**DATA SHOWN:**
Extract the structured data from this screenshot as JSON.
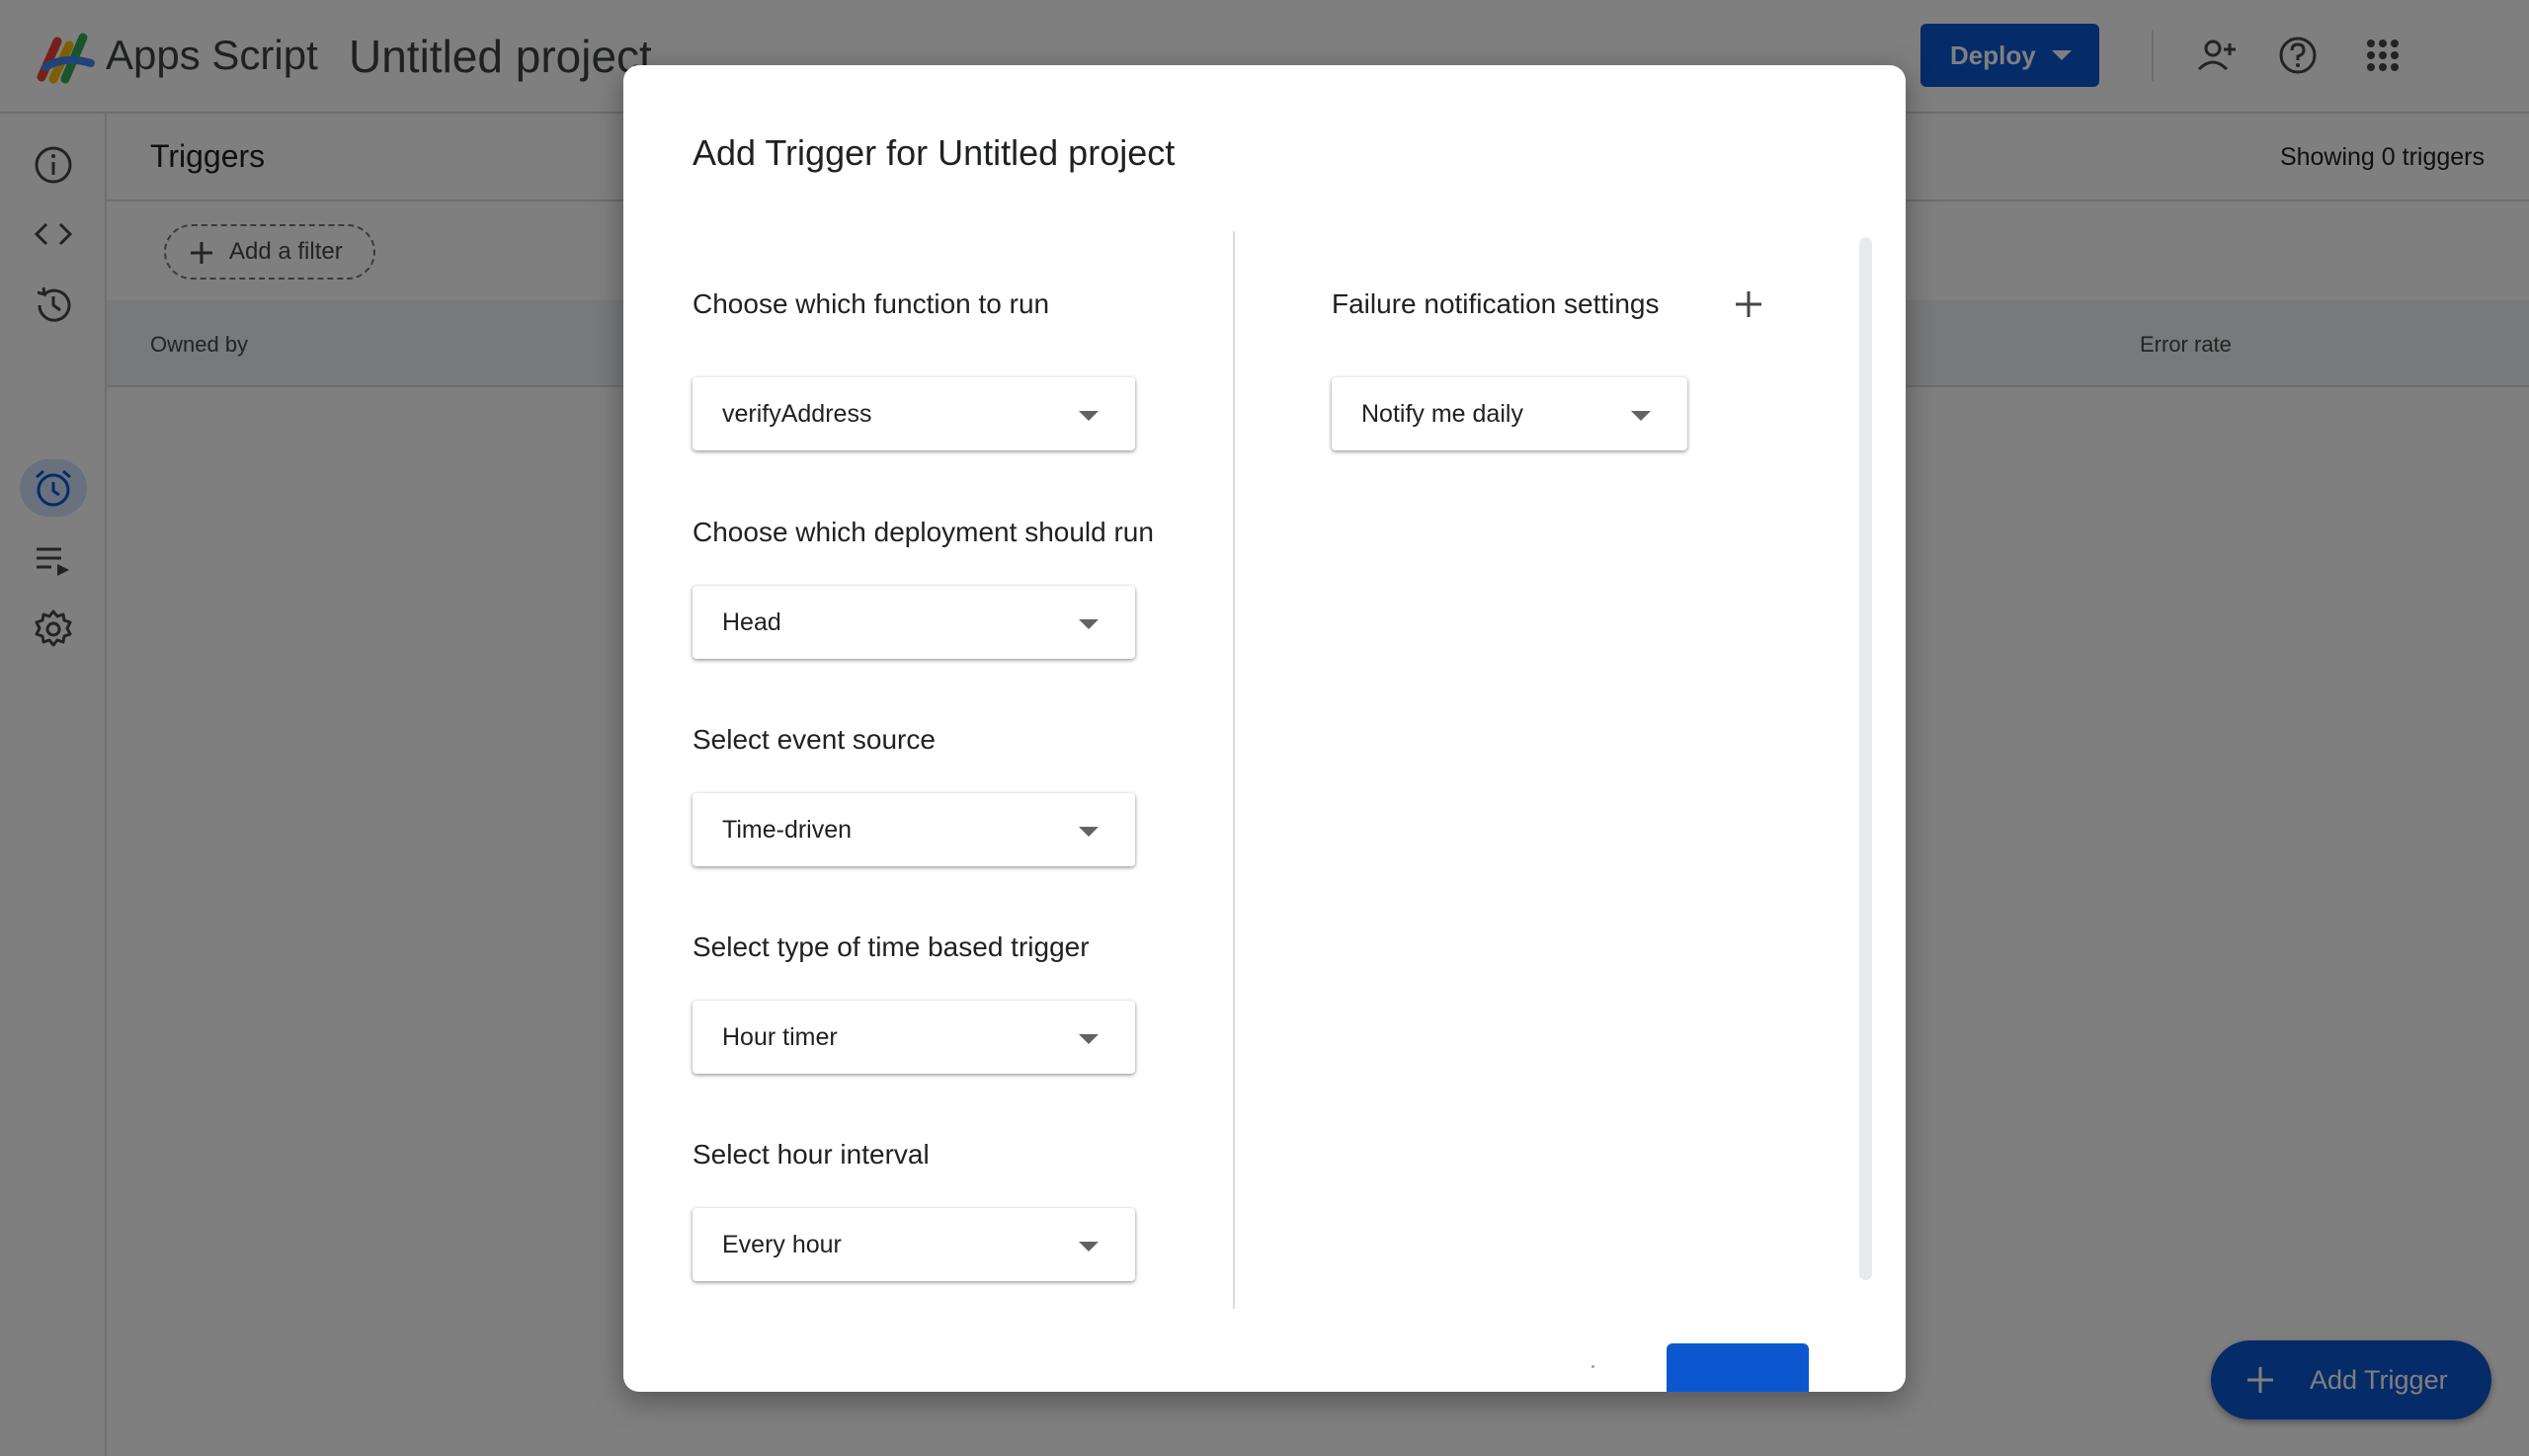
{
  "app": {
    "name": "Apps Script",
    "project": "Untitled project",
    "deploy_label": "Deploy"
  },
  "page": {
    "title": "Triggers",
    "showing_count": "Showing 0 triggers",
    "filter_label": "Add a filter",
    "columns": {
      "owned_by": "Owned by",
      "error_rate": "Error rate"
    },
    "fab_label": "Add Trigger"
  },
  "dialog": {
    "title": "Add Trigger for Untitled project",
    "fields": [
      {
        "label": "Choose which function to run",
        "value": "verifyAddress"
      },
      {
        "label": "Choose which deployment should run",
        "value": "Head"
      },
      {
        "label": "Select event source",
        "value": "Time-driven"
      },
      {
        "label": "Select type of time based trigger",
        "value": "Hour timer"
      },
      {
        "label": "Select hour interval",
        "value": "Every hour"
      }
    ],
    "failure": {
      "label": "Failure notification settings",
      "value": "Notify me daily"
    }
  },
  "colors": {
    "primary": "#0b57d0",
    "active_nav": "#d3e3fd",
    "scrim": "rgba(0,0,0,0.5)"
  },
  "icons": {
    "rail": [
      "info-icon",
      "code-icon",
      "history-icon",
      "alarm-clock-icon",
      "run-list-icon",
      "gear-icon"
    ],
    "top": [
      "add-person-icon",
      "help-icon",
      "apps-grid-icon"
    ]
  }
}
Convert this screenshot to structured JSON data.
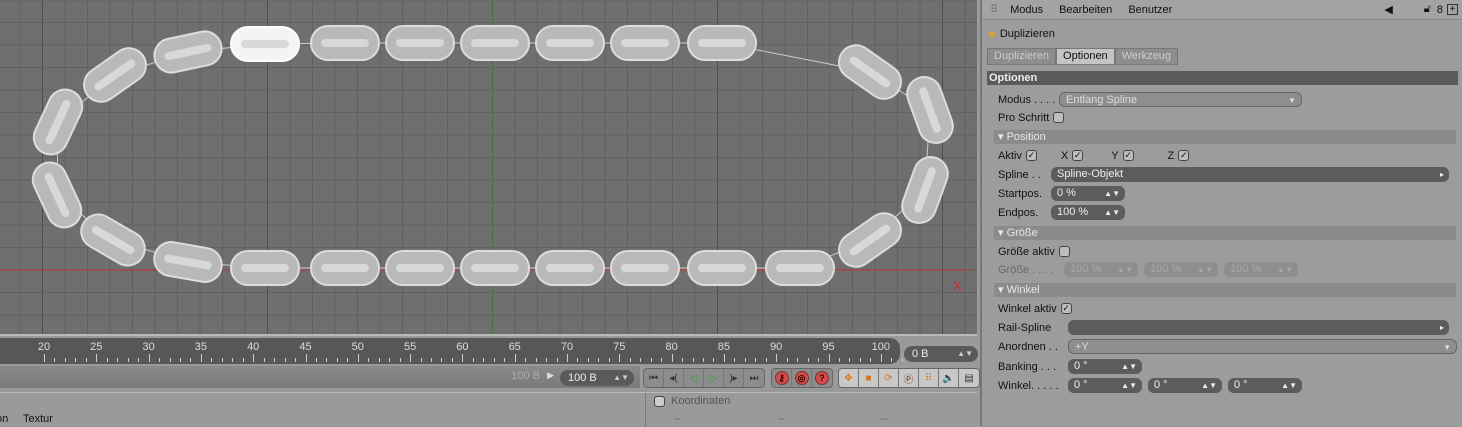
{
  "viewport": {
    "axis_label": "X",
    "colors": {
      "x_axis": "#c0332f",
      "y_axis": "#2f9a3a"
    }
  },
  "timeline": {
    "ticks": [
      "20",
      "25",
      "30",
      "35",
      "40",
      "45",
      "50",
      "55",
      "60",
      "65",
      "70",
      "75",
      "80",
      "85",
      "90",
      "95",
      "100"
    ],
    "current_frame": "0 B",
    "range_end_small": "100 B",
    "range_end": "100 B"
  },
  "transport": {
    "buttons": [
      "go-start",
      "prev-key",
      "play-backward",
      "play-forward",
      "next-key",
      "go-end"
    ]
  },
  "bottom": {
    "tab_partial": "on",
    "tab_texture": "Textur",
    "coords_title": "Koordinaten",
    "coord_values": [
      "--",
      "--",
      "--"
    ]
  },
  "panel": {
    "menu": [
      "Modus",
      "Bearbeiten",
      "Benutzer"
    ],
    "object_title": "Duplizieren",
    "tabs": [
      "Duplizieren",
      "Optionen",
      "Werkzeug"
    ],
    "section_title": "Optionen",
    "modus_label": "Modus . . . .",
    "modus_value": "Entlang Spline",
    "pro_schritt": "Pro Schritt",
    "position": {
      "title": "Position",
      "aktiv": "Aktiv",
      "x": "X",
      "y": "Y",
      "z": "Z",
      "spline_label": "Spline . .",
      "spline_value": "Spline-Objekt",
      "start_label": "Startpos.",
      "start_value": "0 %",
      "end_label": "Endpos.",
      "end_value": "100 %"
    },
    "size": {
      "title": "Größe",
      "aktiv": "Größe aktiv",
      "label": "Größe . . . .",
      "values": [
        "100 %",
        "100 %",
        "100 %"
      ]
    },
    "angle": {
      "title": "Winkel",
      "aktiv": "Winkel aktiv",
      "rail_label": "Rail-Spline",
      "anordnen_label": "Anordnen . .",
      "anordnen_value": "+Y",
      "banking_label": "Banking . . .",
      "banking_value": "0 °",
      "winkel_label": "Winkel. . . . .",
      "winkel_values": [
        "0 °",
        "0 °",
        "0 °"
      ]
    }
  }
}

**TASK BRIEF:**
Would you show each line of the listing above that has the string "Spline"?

**ANSWER:**
    "modus_value": "Entlang Spline",
      "spline_label": "Spline . .",
      "spline_value": "Spline-Objekt",
      "rail_label": "Rail-Spline",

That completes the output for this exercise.